Copy out all lines of the material below in which "title" occurs.

▼

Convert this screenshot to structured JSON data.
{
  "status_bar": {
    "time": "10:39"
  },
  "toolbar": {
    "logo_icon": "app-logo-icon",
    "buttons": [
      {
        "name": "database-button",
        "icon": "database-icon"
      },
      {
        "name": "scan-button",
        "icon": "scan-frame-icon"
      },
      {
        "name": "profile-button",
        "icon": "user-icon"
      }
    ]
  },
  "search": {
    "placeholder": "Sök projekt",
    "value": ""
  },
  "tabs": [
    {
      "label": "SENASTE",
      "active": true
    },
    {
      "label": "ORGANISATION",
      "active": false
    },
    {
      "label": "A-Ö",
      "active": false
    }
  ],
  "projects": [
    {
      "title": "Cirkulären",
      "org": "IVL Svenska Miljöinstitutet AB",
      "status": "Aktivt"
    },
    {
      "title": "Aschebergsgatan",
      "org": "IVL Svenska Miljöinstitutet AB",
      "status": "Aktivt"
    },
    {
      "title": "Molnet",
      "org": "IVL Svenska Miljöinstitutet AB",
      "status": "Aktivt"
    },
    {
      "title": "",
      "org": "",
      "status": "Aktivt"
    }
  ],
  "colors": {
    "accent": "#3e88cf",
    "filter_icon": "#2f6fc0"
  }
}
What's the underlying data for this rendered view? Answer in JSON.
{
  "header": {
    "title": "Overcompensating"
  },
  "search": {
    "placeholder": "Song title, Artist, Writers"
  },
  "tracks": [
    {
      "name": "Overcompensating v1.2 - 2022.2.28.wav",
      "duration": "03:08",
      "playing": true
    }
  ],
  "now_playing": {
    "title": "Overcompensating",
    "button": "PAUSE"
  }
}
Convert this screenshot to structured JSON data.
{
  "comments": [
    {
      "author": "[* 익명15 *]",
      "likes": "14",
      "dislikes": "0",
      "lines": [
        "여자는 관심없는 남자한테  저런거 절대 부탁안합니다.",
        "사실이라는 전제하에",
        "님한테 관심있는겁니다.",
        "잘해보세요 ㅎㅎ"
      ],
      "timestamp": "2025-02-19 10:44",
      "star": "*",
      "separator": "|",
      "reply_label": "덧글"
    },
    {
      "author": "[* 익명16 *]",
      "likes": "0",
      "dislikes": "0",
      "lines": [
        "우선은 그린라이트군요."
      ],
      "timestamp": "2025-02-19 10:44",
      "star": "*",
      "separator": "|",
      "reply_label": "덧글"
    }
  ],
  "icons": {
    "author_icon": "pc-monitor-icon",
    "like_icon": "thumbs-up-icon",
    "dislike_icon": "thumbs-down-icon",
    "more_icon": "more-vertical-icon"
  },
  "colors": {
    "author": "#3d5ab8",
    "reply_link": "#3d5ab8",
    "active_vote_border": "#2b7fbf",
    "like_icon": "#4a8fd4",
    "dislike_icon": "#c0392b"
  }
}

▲

### [Answer to this task]
      "title": "Cirkulären",
      "title": "Aschebergsgatan",
      "title": "Molnet",
      "title": "",
    "title": "Overcompensating"
    "placeholder": "Song title, Artist, Writers"
    "title": "Overcompensating",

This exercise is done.